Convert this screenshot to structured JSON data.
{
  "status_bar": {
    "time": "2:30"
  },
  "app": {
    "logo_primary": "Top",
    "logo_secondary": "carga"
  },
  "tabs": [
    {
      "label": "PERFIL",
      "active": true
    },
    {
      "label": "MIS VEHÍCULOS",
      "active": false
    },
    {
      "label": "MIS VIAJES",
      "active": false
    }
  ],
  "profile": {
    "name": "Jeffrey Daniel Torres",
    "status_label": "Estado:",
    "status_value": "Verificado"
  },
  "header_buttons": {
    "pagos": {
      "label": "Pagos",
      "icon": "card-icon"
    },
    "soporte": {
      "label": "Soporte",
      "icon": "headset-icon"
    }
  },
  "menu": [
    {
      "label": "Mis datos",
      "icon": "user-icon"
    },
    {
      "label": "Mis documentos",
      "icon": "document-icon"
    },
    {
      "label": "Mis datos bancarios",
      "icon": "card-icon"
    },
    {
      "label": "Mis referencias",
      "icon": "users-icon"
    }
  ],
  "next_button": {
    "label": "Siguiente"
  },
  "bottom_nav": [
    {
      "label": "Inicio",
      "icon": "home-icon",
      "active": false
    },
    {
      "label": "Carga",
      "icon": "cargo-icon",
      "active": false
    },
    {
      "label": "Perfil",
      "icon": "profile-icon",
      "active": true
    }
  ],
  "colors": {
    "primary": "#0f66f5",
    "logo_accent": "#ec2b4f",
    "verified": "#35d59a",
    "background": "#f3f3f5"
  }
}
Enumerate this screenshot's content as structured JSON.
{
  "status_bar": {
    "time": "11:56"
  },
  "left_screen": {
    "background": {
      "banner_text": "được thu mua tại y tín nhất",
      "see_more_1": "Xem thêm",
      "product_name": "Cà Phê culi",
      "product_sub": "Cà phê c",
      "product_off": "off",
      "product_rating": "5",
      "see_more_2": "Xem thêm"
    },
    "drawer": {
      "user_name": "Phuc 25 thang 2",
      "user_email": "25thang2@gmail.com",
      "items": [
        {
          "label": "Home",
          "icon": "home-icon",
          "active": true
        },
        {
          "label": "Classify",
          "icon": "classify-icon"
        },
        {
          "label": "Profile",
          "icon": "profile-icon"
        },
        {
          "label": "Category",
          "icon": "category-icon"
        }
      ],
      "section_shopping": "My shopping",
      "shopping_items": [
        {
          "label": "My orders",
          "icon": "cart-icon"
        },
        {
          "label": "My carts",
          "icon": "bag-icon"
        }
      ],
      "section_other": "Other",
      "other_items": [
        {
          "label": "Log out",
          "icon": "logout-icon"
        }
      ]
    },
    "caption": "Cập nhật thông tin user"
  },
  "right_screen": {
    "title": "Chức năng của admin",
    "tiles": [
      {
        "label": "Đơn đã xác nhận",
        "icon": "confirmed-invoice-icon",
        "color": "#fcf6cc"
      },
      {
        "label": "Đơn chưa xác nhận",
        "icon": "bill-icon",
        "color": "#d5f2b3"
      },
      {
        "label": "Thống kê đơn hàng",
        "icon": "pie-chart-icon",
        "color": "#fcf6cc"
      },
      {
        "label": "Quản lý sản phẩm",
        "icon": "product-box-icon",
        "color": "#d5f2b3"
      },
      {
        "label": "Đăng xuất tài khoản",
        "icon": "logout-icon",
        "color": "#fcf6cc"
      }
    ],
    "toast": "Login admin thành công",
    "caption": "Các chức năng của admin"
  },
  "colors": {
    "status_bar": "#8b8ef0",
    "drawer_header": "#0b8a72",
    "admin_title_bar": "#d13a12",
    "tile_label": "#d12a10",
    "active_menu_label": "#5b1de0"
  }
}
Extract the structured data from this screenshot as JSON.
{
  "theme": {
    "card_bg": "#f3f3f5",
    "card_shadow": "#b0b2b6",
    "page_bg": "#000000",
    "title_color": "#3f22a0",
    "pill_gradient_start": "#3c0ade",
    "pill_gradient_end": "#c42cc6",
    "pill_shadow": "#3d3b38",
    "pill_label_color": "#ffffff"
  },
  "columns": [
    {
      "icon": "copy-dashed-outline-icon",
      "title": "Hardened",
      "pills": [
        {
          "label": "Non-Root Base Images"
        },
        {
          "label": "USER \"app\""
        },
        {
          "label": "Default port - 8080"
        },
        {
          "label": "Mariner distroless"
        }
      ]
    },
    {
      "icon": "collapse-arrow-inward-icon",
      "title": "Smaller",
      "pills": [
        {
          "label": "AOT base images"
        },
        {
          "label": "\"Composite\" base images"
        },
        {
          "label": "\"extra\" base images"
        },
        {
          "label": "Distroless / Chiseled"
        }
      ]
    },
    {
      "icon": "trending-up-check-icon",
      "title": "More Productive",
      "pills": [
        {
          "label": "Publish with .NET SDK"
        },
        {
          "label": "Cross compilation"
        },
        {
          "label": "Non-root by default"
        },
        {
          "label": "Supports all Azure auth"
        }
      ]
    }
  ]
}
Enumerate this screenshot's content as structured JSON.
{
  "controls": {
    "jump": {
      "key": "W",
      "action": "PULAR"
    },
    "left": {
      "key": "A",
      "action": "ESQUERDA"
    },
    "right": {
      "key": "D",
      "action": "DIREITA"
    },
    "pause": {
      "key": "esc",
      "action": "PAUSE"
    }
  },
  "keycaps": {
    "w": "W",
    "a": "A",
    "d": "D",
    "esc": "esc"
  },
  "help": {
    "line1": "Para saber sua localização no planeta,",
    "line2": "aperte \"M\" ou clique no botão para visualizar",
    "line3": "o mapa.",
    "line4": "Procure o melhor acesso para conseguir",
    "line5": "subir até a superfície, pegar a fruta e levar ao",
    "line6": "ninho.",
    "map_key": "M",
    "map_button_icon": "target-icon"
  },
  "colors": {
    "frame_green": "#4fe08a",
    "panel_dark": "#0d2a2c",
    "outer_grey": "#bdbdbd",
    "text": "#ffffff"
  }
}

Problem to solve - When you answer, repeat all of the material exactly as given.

Task answer -
Convert this screenshot to structured JSON data.
{
  "status_bar": {
    "time": "2:30"
  },
  "app": {
    "logo_primary": "Top",
    "logo_secondary": "carga"
  },
  "tabs": [
    {
      "label": "PERFIL",
      "active": true
    },
    {
      "label": "MIS VEHÍCULOS",
      "active": false
    },
    {
      "label": "MIS VIAJES",
      "active": false
    }
  ],
  "profile": {
    "name": "Jeffrey Daniel Torres",
    "status_label": "Estado:",
    "status_value": "Verificado"
  },
  "header_buttons": {
    "pagos": {
      "label": "Pagos",
      "icon": "card-icon"
    },
    "soporte": {
      "label": "Soporte",
      "icon": "headset-icon"
    }
  },
  "menu": [
    {
      "label": "Mis datos",
      "icon": "user-icon"
    },
    {
      "label": "Mis documentos",
      "icon": "document-icon"
    },
    {
      "label": "Mis datos bancarios",
      "icon": "card-icon"
    },
    {
      "label": "Mis referencias",
      "icon": "users-icon"
    }
  ],
  "next_button": {
    "label": "Siguiente"
  },
  "bottom_nav": [
    {
      "label": "Inicio",
      "icon": "home-icon",
      "active": false
    },
    {
      "label": "Carga",
      "icon": "cargo-icon",
      "active": false
    },
    {
      "label": "Perfil",
      "icon": "profile-icon",
      "active": true
    }
  ],
  "colors": {
    "primary": "#0f66f5",
    "logo_accent": "#ec2b4f",
    "verified": "#35d59a",
    "background": "#f3f3f5"
  }
}
Enumerate this screenshot's content as structured JSON.
{
  "status_bar": {
    "time": "11:56"
  },
  "left_screen": {
    "background": {
      "banner_text": "được thu mua tại y tín nhất",
      "see_more_1": "Xem thêm",
      "product_name": "Cà Phê culi",
      "product_sub": "Cà phê c",
      "product_off": "off",
      "product_rating": "5",
      "see_more_2": "Xem thêm"
    },
    "drawer": {
      "user_name": "Phuc 25 thang 2",
      "user_email": "25thang2@gmail.com",
      "items": [
        {
          "label": "Home",
          "icon": "home-icon",
          "active": true
        },
        {
          "label": "Classify",
          "icon": "classify-icon"
        },
        {
          "label": "Profile",
          "icon": "profile-icon"
        },
        {
          "label": "Category",
          "icon": "category-icon"
        }
      ],
      "section_shopping": "My shopping",
      "shopping_items": [
        {
          "label": "My orders",
          "icon": "cart-icon"
        },
        {
          "label": "My carts",
          "icon": "bag-icon"
        }
      ],
      "section_other": "Other",
      "other_items": [
        {
          "label": "Log out",
          "icon": "logout-icon"
        }
      ]
    },
    "caption": "Cập nhật thông tin user"
  },
  "right_screen": {
    "title": "Chức năng của admin",
    "tiles": [
      {
        "label": "Đơn đã xác nhận",
        "icon": "confirmed-invoice-icon",
        "color": "#fcf6cc"
      },
      {
        "label": "Đơn chưa xác nhận",
        "icon": "bill-icon",
        "color": "#d5f2b3"
      },
      {
        "label": "Thống kê đơn hàng",
        "icon": "pie-chart-icon",
        "color": "#fcf6cc"
      },
      {
        "label": "Quản lý sản phẩm",
        "icon": "product-box-icon",
        "color": "#d5f2b3"
      },
      {
        "label": "Đăng xuất tài khoản",
        "icon": "logout-icon",
        "color": "#fcf6cc"
      }
    ],
    "toast": "Login admin thành công",
    "caption": "Các chức năng của admin"
  },
  "colors": {
    "status_bar": "#8b8ef0",
    "drawer_header": "#0b8a72",
    "admin_title_bar": "#d13a12",
    "tile_label": "#d12a10",
    "active_menu_label": "#5b1de0"
  }
}
Extract the structured data from this screenshot as JSON.
{
  "theme": {
    "card_bg": "#f3f3f5",
    "card_shadow": "#b0b2b6",
    "page_bg": "#000000",
    "title_color": "#3f22a0",
    "pill_gradient_start": "#3c0ade",
    "pill_gradient_end": "#c42cc6",
    "pill_shadow": "#3d3b38",
    "pill_label_color": "#ffffff"
  },
  "columns": [
    {
      "icon": "copy-dashed-outline-icon",
      "title": "Hardened",
      "pills": [
        {
          "label": "Non-Root Base Images"
        },
        {
          "label": "USER \"app\""
        },
        {
          "label": "Default port - 8080"
        },
        {
          "label": "Mariner distroless"
        }
      ]
    },
    {
      "icon": "collapse-arrow-inward-icon",
      "title": "Smaller",
      "pills": [
        {
          "label": "AOT base images"
        },
        {
          "label": "\"Composite\" base images"
        },
        {
          "label": "\"extra\" base images"
        },
        {
          "label": "Distroless / Chiseled"
        }
      ]
    },
    {
      "icon": "trending-up-check-icon",
      "title": "More Productive",
      "pills": [
        {
          "label": "Publish with .NET SDK"
        },
        {
          "label": "Cross compilation"
        },
        {
          "label": "Non-root by default"
        },
        {
          "label": "Supports all Azure auth"
        }
      ]
    }
  ]
}
Enumerate this screenshot's content as structured JSON.
{
  "controls": {
    "jump": {
      "key": "W",
      "action": "PULAR"
    },
    "left": {
      "key": "A",
      "action": "ESQUERDA"
    },
    "right": {
      "key": "D",
      "action": "DIREITA"
    },
    "pause": {
      "key": "esc",
      "action": "PAUSE"
    }
  },
  "keycaps": {
    "w": "W",
    "a": "A",
    "d": "D",
    "esc": "esc"
  },
  "help": {
    "line1": "Para saber sua localização no planeta,",
    "line2": "aperte \"M\" ou clique no botão para visualizar",
    "line3": "o mapa.",
    "line4": "Procure o melhor acesso para conseguir",
    "line5": "subir até a superfície, pegar a fruta e levar ao",
    "line6": "ninho.",
    "map_key": "M",
    "map_button_icon": "target-icon"
  },
  "colors": {
    "frame_green": "#4fe08a",
    "panel_dark": "#0d2a2c",
    "outer_grey": "#bdbdbd",
    "text": "#ffffff"
  }
}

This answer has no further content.